WHAT TO PRODUCE:
An exact restatement of every record is required.

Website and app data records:
***

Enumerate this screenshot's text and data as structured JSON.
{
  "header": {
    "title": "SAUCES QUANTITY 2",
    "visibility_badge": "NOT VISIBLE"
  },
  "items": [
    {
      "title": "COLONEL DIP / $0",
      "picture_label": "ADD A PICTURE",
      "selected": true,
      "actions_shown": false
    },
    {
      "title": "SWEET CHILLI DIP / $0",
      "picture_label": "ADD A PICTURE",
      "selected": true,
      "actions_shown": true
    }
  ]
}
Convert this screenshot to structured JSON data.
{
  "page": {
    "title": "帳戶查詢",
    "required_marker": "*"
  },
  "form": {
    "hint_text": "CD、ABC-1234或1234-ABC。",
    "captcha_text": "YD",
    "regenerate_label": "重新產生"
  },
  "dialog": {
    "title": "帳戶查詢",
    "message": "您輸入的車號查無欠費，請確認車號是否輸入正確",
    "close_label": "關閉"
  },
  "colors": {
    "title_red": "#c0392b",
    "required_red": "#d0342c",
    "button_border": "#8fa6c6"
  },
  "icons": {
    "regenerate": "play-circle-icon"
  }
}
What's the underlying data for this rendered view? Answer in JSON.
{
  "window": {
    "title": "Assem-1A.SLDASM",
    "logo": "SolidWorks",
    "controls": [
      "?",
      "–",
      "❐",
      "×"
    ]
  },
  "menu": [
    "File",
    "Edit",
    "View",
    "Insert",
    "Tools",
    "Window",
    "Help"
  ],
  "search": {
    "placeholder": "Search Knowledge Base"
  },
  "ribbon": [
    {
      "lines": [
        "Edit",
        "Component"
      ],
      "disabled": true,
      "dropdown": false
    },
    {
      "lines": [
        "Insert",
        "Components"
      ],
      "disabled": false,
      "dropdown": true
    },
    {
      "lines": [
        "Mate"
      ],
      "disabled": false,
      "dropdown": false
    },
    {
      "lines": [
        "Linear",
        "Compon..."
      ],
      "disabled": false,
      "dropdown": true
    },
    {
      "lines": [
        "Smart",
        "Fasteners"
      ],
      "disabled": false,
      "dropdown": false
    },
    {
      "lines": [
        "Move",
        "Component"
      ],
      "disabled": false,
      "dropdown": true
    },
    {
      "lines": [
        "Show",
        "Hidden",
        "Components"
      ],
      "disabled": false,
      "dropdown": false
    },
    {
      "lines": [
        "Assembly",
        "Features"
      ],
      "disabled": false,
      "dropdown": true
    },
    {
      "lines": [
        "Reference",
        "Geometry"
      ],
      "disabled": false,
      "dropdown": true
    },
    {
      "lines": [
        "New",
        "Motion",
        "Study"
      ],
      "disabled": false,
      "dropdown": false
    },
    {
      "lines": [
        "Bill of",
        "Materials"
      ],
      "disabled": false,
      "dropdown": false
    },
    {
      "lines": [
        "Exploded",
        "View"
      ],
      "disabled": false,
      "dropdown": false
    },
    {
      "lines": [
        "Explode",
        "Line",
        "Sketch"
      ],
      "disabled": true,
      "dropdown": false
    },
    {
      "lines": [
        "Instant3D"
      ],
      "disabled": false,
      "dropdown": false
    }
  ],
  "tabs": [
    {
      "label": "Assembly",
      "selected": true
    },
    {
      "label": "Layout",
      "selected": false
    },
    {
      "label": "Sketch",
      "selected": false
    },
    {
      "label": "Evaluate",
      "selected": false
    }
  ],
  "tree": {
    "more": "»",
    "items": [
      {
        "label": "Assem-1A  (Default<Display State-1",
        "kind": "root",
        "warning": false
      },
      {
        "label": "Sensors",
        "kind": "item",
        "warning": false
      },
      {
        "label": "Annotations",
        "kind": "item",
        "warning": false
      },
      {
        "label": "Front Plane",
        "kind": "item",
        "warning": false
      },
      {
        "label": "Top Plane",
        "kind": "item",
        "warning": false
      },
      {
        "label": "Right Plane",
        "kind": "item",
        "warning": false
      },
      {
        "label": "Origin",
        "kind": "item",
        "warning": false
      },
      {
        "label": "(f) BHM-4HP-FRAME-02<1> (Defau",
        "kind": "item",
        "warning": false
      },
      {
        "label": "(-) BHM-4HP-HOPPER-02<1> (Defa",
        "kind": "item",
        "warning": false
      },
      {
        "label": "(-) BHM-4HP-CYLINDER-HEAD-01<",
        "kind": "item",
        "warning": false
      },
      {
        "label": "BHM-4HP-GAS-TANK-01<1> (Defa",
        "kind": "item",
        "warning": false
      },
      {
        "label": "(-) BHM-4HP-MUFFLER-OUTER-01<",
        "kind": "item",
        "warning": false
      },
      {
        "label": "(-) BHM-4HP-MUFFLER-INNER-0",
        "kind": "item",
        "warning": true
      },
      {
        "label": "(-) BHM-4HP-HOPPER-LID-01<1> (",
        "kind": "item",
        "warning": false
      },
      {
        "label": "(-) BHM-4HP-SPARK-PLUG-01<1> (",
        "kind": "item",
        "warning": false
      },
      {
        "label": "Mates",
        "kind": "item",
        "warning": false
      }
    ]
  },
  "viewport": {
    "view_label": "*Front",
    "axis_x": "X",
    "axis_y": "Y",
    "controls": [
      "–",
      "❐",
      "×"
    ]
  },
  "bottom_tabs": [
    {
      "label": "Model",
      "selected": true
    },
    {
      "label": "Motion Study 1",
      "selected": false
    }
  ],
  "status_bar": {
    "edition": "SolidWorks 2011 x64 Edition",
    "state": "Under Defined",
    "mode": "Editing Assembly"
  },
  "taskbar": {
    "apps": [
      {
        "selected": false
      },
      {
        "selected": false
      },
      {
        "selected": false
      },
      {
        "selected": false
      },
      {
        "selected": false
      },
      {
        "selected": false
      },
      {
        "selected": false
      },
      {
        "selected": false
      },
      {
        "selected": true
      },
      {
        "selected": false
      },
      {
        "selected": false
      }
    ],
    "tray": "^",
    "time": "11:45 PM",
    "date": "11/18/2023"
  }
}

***

EXPECTED ANSWER:
Enumerate this screenshot's text and data as structured JSON.
{
  "header": {
    "title": "SAUCES QUANTITY 2",
    "visibility_badge": "NOT VISIBLE"
  },
  "items": [
    {
      "title": "COLONEL DIP / $0",
      "picture_label": "ADD A PICTURE",
      "selected": true,
      "actions_shown": false
    },
    {
      "title": "SWEET CHILLI DIP / $0",
      "picture_label": "ADD A PICTURE",
      "selected": true,
      "actions_shown": true
    }
  ]
}
Convert this screenshot to structured JSON data.
{
  "page": {
    "title": "帳戶查詢",
    "required_marker": "*"
  },
  "form": {
    "hint_text": "CD、ABC-1234或1234-ABC。",
    "captcha_text": "YD",
    "regenerate_label": "重新產生"
  },
  "dialog": {
    "title": "帳戶查詢",
    "message": "您輸入的車號查無欠費，請確認車號是否輸入正確",
    "close_label": "關閉"
  },
  "colors": {
    "title_red": "#c0392b",
    "required_red": "#d0342c",
    "button_border": "#8fa6c6"
  },
  "icons": {
    "regenerate": "play-circle-icon"
  }
}
What's the underlying data for this rendered view? Answer in JSON.
{
  "window": {
    "title": "Assem-1A.SLDASM",
    "logo": "SolidWorks",
    "controls": [
      "?",
      "–",
      "❐",
      "×"
    ]
  },
  "menu": [
    "File",
    "Edit",
    "View",
    "Insert",
    "Tools",
    "Window",
    "Help"
  ],
  "search": {
    "placeholder": "Search Knowledge Base"
  },
  "ribbon": [
    {
      "lines": [
        "Edit",
        "Component"
      ],
      "disabled": true,
      "dropdown": false
    },
    {
      "lines": [
        "Insert",
        "Components"
      ],
      "disabled": false,
      "dropdown": true
    },
    {
      "lines": [
        "Mate"
      ],
      "disabled": false,
      "dropdown": false
    },
    {
      "lines": [
        "Linear",
        "Compon..."
      ],
      "disabled": false,
      "dropdown": true
    },
    {
      "lines": [
        "Smart",
        "Fasteners"
      ],
      "disabled": false,
      "dropdown": false
    },
    {
      "lines": [
        "Move",
        "Component"
      ],
      "disabled": false,
      "dropdown": true
    },
    {
      "lines": [
        "Show",
        "Hidden",
        "Components"
      ],
      "disabled": false,
      "dropdown": false
    },
    {
      "lines": [
        "Assembly",
        "Features"
      ],
      "disabled": false,
      "dropdown": true
    },
    {
      "lines": [
        "Reference",
        "Geometry"
      ],
      "disabled": false,
      "dropdown": true
    },
    {
      "lines": [
        "New",
        "Motion",
        "Study"
      ],
      "disabled": false,
      "dropdown": false
    },
    {
      "lines": [
        "Bill of",
        "Materials"
      ],
      "disabled": false,
      "dropdown": false
    },
    {
      "lines": [
        "Exploded",
        "View"
      ],
      "disabled": false,
      "dropdown": false
    },
    {
      "lines": [
        "Explode",
        "Line",
        "Sketch"
      ],
      "disabled": true,
      "dropdown": false
    },
    {
      "lines": [
        "Instant3D"
      ],
      "disabled": false,
      "dropdown": false
    }
  ],
  "tabs": [
    {
      "label": "Assembly",
      "selected": true
    },
    {
      "label": "Layout",
      "selected": false
    },
    {
      "label": "Sketch",
      "selected": false
    },
    {
      "label": "Evaluate",
      "selected": false
    }
  ],
  "tree": {
    "more": "»",
    "items": [
      {
        "label": "Assem-1A  (Default<Display State-1",
        "kind": "root",
        "warning": false
      },
      {
        "label": "Sensors",
        "kind": "item",
        "warning": false
      },
      {
        "label": "Annotations",
        "kind": "item",
        "warning": false
      },
      {
        "label": "Front Plane",
        "kind": "item",
        "warning": false
      },
      {
        "label": "Top Plane",
        "kind": "item",
        "warning": false
      },
      {
        "label": "Right Plane",
        "kind": "item",
        "warning": false
      },
      {
        "label": "Origin",
        "kind": "item",
        "warning": false
      },
      {
        "label": "(f) BHM-4HP-FRAME-02<1> (Defau",
        "kind": "item",
        "warning": false
      },
      {
        "label": "(-) BHM-4HP-HOPPER-02<1> (Defa",
        "kind": "item",
        "warning": false
      },
      {
        "label": "(-) BHM-4HP-CYLINDER-HEAD-01<",
        "kind": "item",
        "warning": false
      },
      {
        "label": "BHM-4HP-GAS-TANK-01<1> (Defa",
        "kind": "item",
        "warning": false
      },
      {
        "label": "(-) BHM-4HP-MUFFLER-OUTER-01<",
        "kind": "item",
        "warning": false
      },
      {
        "label": "(-) BHM-4HP-MUFFLER-INNER-0",
        "kind": "item",
        "warning": true
      },
      {
        "label": "(-) BHM-4HP-HOPPER-LID-01<1> (",
        "kind": "item",
        "warning": false
      },
      {
        "label": "(-) BHM-4HP-SPARK-PLUG-01<1> (",
        "kind": "item",
        "warning": false
      },
      {
        "label": "Mates",
        "kind": "item",
        "warning": false
      }
    ]
  },
  "viewport": {
    "view_label": "*Front",
    "axis_x": "X",
    "axis_y": "Y",
    "controls": [
      "–",
      "❐",
      "×"
    ]
  },
  "bottom_tabs": [
    {
      "label": "Model",
      "selected": true
    },
    {
      "label": "Motion Study 1",
      "selected": false
    }
  ],
  "status_bar": {
    "edition": "SolidWorks 2011 x64 Edition",
    "state": "Under Defined",
    "mode": "Editing Assembly"
  },
  "taskbar": {
    "apps": [
      {
        "selected": false
      },
      {
        "selected": false
      },
      {
        "selected": false
      },
      {
        "selected": false
      },
      {
        "selected": false
      },
      {
        "selected": false
      },
      {
        "selected": false
      },
      {
        "selected": false
      },
      {
        "selected": true
      },
      {
        "selected": false
      },
      {
        "selected": false
      }
    ],
    "tray": "^",
    "time": "11:45 PM",
    "date": "11/18/2023"
  }
}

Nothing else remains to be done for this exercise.